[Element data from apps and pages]
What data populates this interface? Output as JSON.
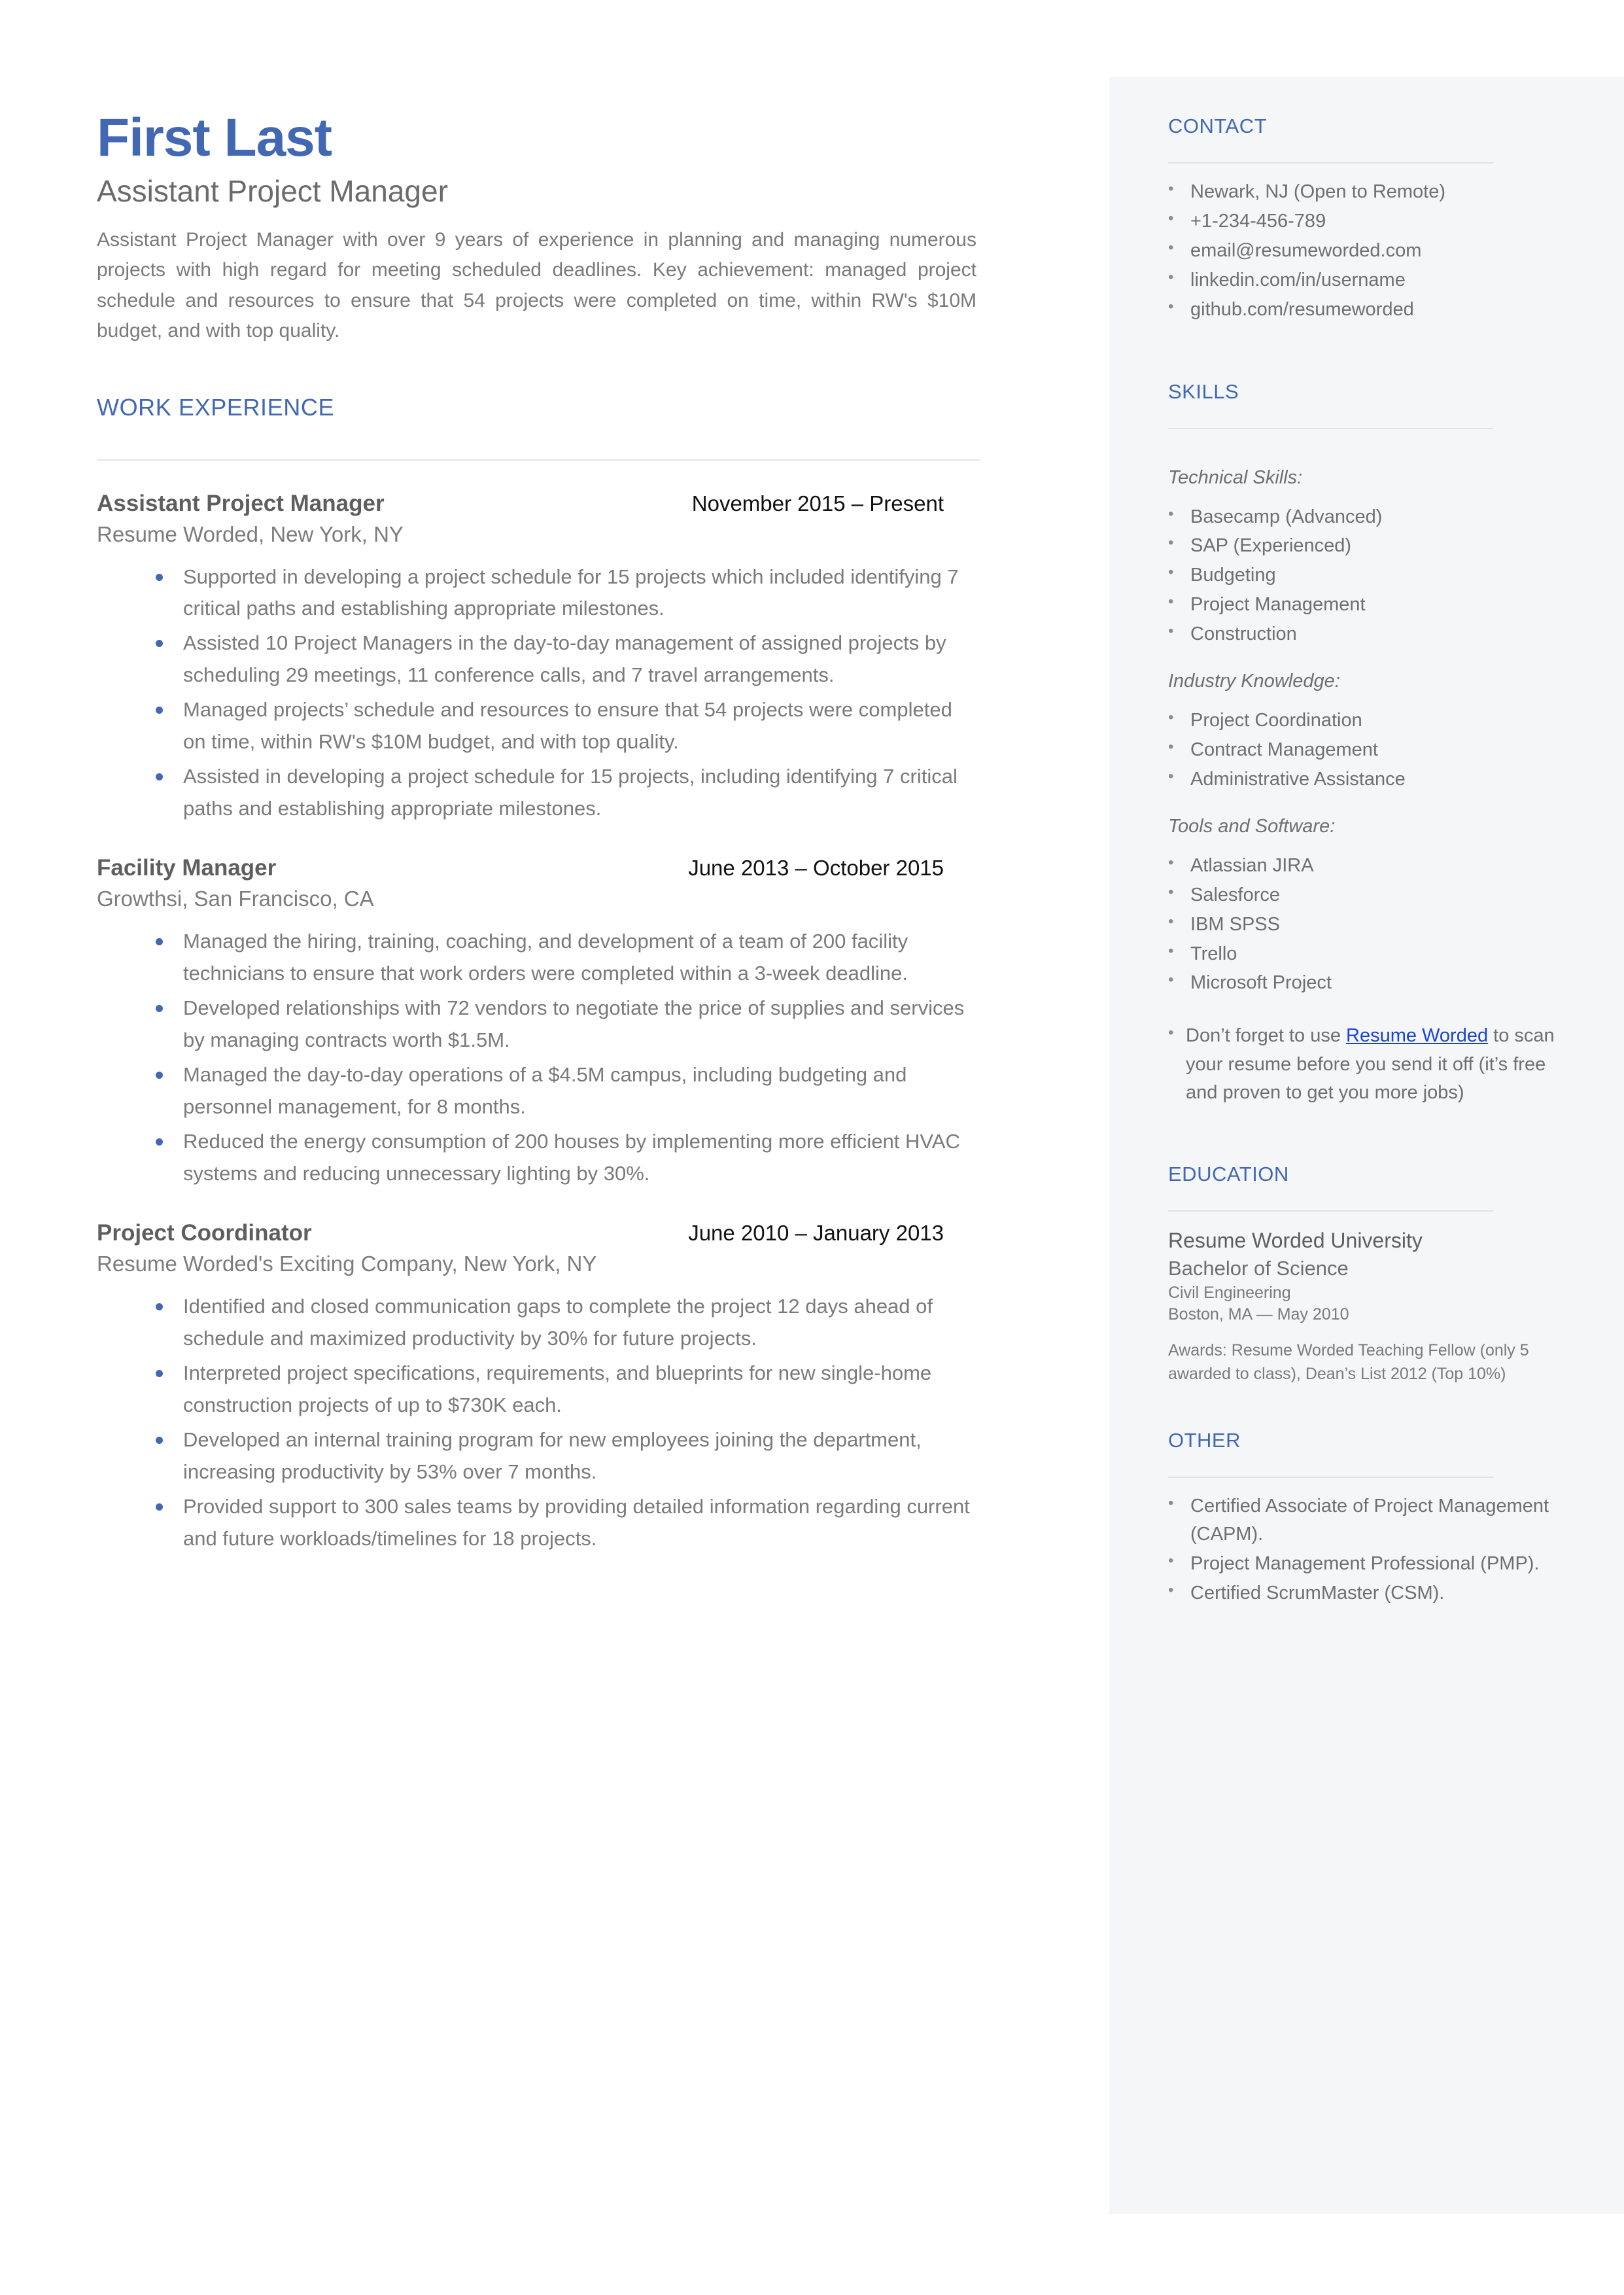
{
  "colors": {
    "accent": "#4268b3",
    "sidebar_bg": "#f4f6f8",
    "body_text": "#7a7a7a",
    "link": "#1a42d8"
  },
  "header": {
    "name": "First Last",
    "headline": "Assistant Project Manager",
    "summary": "Assistant Project Manager with over 9 years of experience in planning and managing numerous projects with high regard for meeting scheduled deadlines. Key achievement: managed project schedule and resources to ensure that 54 projects were completed on time, within RW's $10M budget, and with top quality."
  },
  "work_experience": {
    "heading": "WORK EXPERIENCE",
    "jobs": [
      {
        "title": "Assistant Project Manager",
        "dates": "November 2015 – Present",
        "company": "Resume Worded, New York, NY",
        "bullets": [
          "Supported in developing a project schedule for 15 projects which included identifying 7 critical paths and establishing appropriate milestones.",
          "Assisted 10 Project Managers in the day-to-day management of assigned projects by scheduling 29 meetings, 11 conference calls, and 7 travel arrangements.",
          "Managed projects’ schedule and resources to ensure that 54 projects were completed on time, within RW's $10M budget, and with top quality.",
          "Assisted in developing a project schedule for 15 projects, including identifying 7 critical paths and establishing appropriate milestones."
        ]
      },
      {
        "title": "Facility Manager",
        "dates": "June 2013 – October 2015",
        "company": "Growthsi, San Francisco, CA",
        "bullets": [
          "Managed the hiring, training, coaching, and development of a team of 200 facility technicians to ensure that work orders were completed within a 3-week deadline.",
          "Developed relationships with 72 vendors to negotiate the price of supplies and services by managing contracts worth $1.5M.",
          "Managed the day-to-day operations of a $4.5M campus, including budgeting and personnel management, for 8 months.",
          "Reduced the energy consumption of 200 houses by implementing more efficient HVAC systems and reducing unnecessary lighting by 30%."
        ]
      },
      {
        "title": "Project Coordinator",
        "dates": "June 2010 – January 2013",
        "company": "Resume Worded's Exciting Company, New York, NY",
        "bullets": [
          "Identified and closed communication gaps to complete the project 12 days ahead of schedule and maximized productivity by 30% for future projects.",
          "Interpreted project specifications, requirements, and blueprints for new single-home construction projects of up to $730K each.",
          "Developed an internal training program for new employees joining the department, increasing productivity by 53% over 7 months.",
          "Provided support to 300 sales teams by providing detailed information regarding current and future workloads/timelines for 18 projects."
        ]
      }
    ]
  },
  "sidebar": {
    "contact": {
      "heading": "CONTACT",
      "items": [
        "Newark, NJ (Open to Remote)",
        "+1-234-456-789",
        "email@resumeworded.com",
        "linkedin.com/in/username",
        "github.com/resumeworded"
      ]
    },
    "skills": {
      "heading": "SKILLS",
      "groups": [
        {
          "label": "Technical Skills:",
          "items": [
            "Basecamp (Advanced)",
            "SAP (Experienced)",
            "Budgeting",
            "Project Management",
            "Construction"
          ]
        },
        {
          "label": "Industry Knowledge:",
          "items": [
            "Project Coordination",
            "Contract Management",
            "Administrative Assistance"
          ]
        },
        {
          "label": "Tools and Software:",
          "items": [
            "Atlassian JIRA",
            "Salesforce",
            "IBM SPSS",
            "Trello",
            "Microsoft Project"
          ]
        }
      ],
      "promo": {
        "prefix": "Don’t forget to use ",
        "link_text": "Resume Worded",
        "suffix": " to scan your resume before you send it off (it’s free and proven to get you more jobs)"
      }
    },
    "education": {
      "heading": "EDUCATION",
      "school": "Resume Worded University",
      "degree": "Bachelor of Science",
      "field": "Civil Engineering",
      "place": "Boston, MA — May 2010",
      "awards": "Awards: Resume Worded Teaching Fellow (only 5 awarded to class), Dean’s List 2012 (Top 10%)"
    },
    "other": {
      "heading": "OTHER",
      "items": [
        "Certified Associate of Project Management (CAPM).",
        "Project Management Professional (PMP).",
        "Certified ScrumMaster (CSM)."
      ]
    }
  }
}
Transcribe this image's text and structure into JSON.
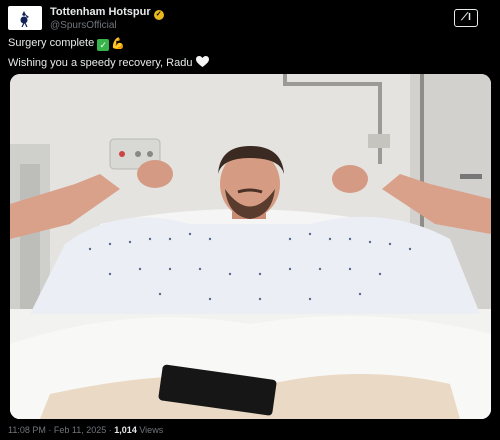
{
  "tweet": {
    "author_name": "Tottenham Hotspur",
    "author_handle": "@SpursOfficial",
    "line1": "Surgery complete",
    "line2": "Wishing you a speedy recovery, Radu",
    "time": "11:08 PM",
    "date": "Feb 11, 2025",
    "views_count": "1,014",
    "views_label": "Views"
  },
  "icons": {
    "avatar": "spurs-logo-icon",
    "verified": "verified-badge-icon",
    "grok": "grok-icon",
    "check": "check-mark-emoji",
    "flex": "flexed-biceps-emoji",
    "heart": "white-heart-emoji"
  },
  "colors": {
    "background": "#000000",
    "text_primary": "#e7e9ea",
    "text_secondary": "#71767b",
    "verified_gold": "#e8b91c"
  }
}
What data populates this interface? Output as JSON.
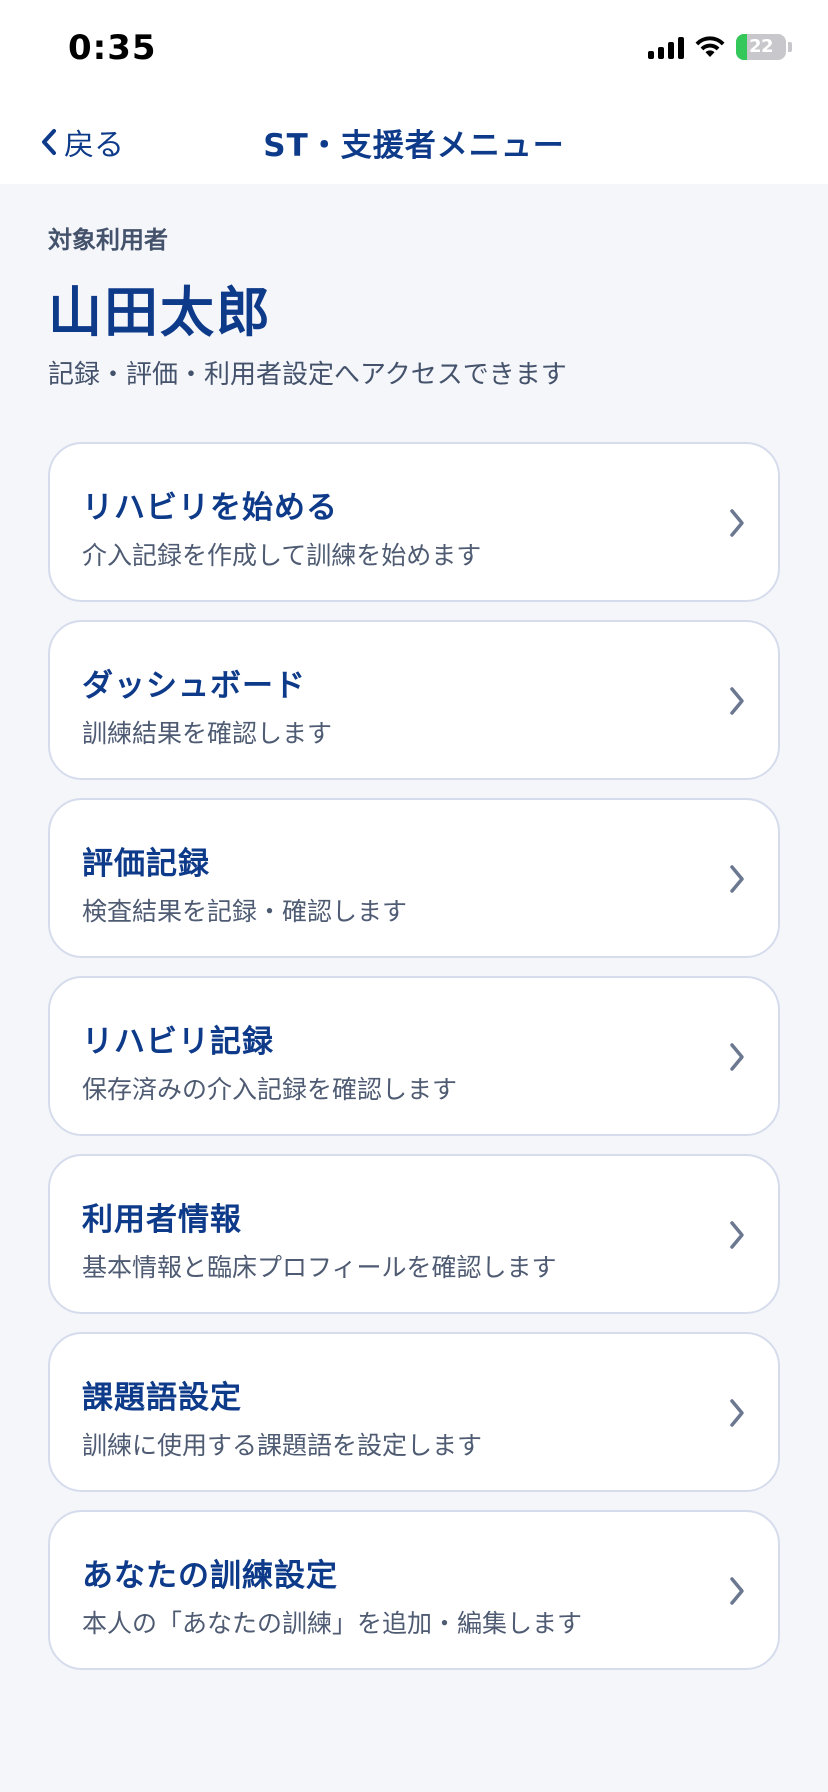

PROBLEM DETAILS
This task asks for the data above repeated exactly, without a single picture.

PROBLEM SOLUTION
What data populates this interface? Output as JSON.
{
  "colors": {
    "accent": "#4268b3",
    "sidebar_bg": "#f4f6f8",
    "body_text": "#7a7a7a",
    "link": "#1a42d8"
  },
  "header": {
    "name": "First Last",
    "headline": "Assistant Project Manager",
    "summary": "Assistant Project Manager with over 9 years of experience in planning and managing numerous projects with high regard for meeting scheduled deadlines. Key achievement: managed project schedule and resources to ensure that 54 projects were completed on time, within RW's $10M budget, and with top quality."
  },
  "work_experience": {
    "heading": "WORK EXPERIENCE",
    "jobs": [
      {
        "title": "Assistant Project Manager",
        "dates": "November 2015 – Present",
        "company": "Resume Worded, New York, NY",
        "bullets": [
          "Supported in developing a project schedule for 15 projects which included identifying 7 critical paths and establishing appropriate milestones.",
          "Assisted 10 Project Managers in the day-to-day management of assigned projects by scheduling 29 meetings, 11 conference calls, and 7 travel arrangements.",
          "Managed projects’ schedule and resources to ensure that 54 projects were completed on time, within RW's $10M budget, and with top quality.",
          "Assisted in developing a project schedule for 15 projects, including identifying 7 critical paths and establishing appropriate milestones."
        ]
      },
      {
        "title": "Facility Manager",
        "dates": "June 2013 – October 2015",
        "company": "Growthsi, San Francisco, CA",
        "bullets": [
          "Managed the hiring, training, coaching, and development of a team of 200 facility technicians to ensure that work orders were completed within a 3-week deadline.",
          "Developed relationships with 72 vendors to negotiate the price of supplies and services by managing contracts worth $1.5M.",
          "Managed the day-to-day operations of a $4.5M campus, including budgeting and personnel management, for 8 months.",
          "Reduced the energy consumption of 200 houses by implementing more efficient HVAC systems and reducing unnecessary lighting by 30%."
        ]
      },
      {
        "title": "Project Coordinator",
        "dates": "June 2010 – January 2013",
        "company": "Resume Worded's Exciting Company, New York, NY",
        "bullets": [
          "Identified and closed communication gaps to complete the project 12 days ahead of schedule and maximized productivity by 30% for future projects.",
          "Interpreted project specifications, requirements, and blueprints for new single-home construction projects of up to $730K each.",
          "Developed an internal training program for new employees joining the department, increasing productivity by 53% over 7 months.",
          "Provided support to 300 sales teams by providing detailed information regarding current and future workloads/timelines for 18 projects."
        ]
      }
    ]
  },
  "sidebar": {
    "contact": {
      "heading": "CONTACT",
      "items": [
        "Newark, NJ (Open to Remote)",
        "+1-234-456-789",
        "email@resumeworded.com",
        "linkedin.com/in/username",
        "github.com/resumeworded"
      ]
    },
    "skills": {
      "heading": "SKILLS",
      "groups": [
        {
          "label": "Technical Skills:",
          "items": [
            "Basecamp (Advanced)",
            "SAP (Experienced)",
            "Budgeting",
            "Project Management",
            "Construction"
          ]
        },
        {
          "label": "Industry Knowledge:",
          "items": [
            "Project Coordination",
            "Contract Management",
            "Administrative Assistance"
          ]
        },
        {
          "label": "Tools and Software:",
          "items": [
            "Atlassian JIRA",
            "Salesforce",
            "IBM SPSS",
            "Trello",
            "Microsoft Project"
          ]
        }
      ],
      "promo": {
        "prefix": "Don’t forget to use ",
        "link_text": "Resume Worded",
        "suffix": " to scan your resume before you send it off (it’s free and proven to get you more jobs)"
      }
    },
    "education": {
      "heading": "EDUCATION",
      "school": "Resume Worded University",
      "degree": "Bachelor of Science",
      "field": "Civil Engineering",
      "place": "Boston, MA — May 2010",
      "awards": "Awards: Resume Worded Teaching Fellow (only 5 awarded to class), Dean’s List 2012 (Top 10%)"
    },
    "other": {
      "heading": "OTHER",
      "items": [
        "Certified Associate of Project Management (CAPM).",
        "Project Management Professional (PMP).",
        "Certified ScrumMaster (CSM)."
      ]
    }
  }
}
Transcribe this image's text and structure into JSON.
{
  "tweet": {
    "author_name": "Tottenham Hotspur",
    "author_handle": "@SpursOfficial",
    "line1": "Surgery complete",
    "line2": "Wishing you a speedy recovery, Radu",
    "time": "11:08 PM",
    "date": "Feb 11, 2025",
    "views_count": "1,014",
    "views_label": "Views"
  },
  "icons": {
    "avatar": "spurs-logo-icon",
    "verified": "verified-badge-icon",
    "grok": "grok-icon",
    "check": "check-mark-emoji",
    "flex": "flexed-biceps-emoji",
    "heart": "white-heart-emoji"
  },
  "colors": {
    "background": "#000000",
    "text_primary": "#e7e9ea",
    "text_secondary": "#71767b",
    "verified_gold": "#e8b91c"
  }
}
What data populates this interface? Output as JSON.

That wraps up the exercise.